So, here is where we look at how to avoid such collossal cock-ups: SOUND IT OUT.

LOSE has one "O", but also an "E" on the end. Any single-voweled word with an "E" on the end automatically applies the 'long-sounding' version of the vowel. Sound the word out to get an idea of how it sounds: "If it has a voiced Z sound, then it’s “lose.” If it has a hissy S sound, then it’s “loose.” Here are examples of correct usage: “He tends to lose his keys.” “She lets her dog run loose.”
Note that when “lose” turns into “losing” it loses its “E.” "(1)

That wasn't so bad, was it? If you're still confused, "loose" has the word "loo" in it, I trust you know what a Loo is... I also trust that when you announce it politely, you don't say, 'I'm going to the lo'.

Another annoyance with double "O's" is the 'word' "Oops". Same deal as above. "Oops" should ALWAYS have two "O's". NO exceptions. Get it. Got it? Good.

It's really quite simple when you think about it, and it shouldn't have to happen. A double letter can make all the difference.

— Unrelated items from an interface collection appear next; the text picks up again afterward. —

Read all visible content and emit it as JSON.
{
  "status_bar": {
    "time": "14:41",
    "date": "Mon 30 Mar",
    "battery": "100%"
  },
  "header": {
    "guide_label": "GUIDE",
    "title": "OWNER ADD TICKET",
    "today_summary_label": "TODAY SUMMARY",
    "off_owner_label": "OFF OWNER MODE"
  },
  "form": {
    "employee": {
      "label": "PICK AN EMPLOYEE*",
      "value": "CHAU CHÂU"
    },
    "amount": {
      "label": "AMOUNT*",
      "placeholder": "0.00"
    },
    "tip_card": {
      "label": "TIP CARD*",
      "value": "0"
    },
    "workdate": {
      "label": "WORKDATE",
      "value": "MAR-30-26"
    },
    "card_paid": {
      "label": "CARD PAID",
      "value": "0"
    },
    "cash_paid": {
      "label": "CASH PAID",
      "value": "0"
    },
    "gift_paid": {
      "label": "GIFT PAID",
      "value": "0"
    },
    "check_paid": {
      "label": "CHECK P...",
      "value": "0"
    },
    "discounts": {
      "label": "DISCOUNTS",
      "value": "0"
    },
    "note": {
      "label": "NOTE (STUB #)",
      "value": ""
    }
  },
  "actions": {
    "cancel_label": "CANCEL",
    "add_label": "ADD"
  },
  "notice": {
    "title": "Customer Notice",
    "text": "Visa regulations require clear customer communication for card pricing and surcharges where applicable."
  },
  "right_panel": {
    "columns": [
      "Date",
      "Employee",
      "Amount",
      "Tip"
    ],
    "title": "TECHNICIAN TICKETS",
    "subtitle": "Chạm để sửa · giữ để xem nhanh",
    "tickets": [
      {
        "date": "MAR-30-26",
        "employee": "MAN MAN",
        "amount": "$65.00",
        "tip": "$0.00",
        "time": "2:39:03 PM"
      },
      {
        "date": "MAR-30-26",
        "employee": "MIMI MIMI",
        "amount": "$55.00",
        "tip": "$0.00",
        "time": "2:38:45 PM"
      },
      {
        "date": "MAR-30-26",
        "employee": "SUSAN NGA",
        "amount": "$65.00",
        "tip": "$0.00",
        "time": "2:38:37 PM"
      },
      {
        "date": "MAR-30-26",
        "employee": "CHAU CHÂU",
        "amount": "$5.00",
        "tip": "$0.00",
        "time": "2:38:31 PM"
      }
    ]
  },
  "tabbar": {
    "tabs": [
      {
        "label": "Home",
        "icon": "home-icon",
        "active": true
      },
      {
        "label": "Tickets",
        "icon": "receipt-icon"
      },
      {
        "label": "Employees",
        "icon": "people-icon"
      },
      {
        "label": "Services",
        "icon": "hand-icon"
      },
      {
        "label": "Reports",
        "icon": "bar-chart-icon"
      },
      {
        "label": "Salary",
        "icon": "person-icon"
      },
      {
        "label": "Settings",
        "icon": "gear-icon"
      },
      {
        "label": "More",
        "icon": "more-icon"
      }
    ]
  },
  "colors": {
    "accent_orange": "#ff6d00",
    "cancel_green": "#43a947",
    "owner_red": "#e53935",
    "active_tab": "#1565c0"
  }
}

So, homework for today - identify other double lettered words that have a single letter counterpart (like "lose" and "loose") and correctly use them in a sentence.

NO CHEATING! Now, I am trusting you, and I can assure you, I will be double checking all submitted answers. Cheaters WILL lose (or is it loose ?) marks.

Until my next article,
This Lord Belthizor, Assistant Editor for Mistress Journals, signing off.

One last thing, if you wish to contact me with suggestions for my next article, or even just to discuss something with me, please don't hesitate to do so. I may be a sour bastard at times, but I'm also helpful.


(1) http://www.wsu.edu/~brians/errors/lose.html accessed 28 June 2010

This article courtesy of Lord Belthizor of Mistress Journals Erotic Stories Forum

No comments:

Post a Comment

Blog Archive


The Romance Reviews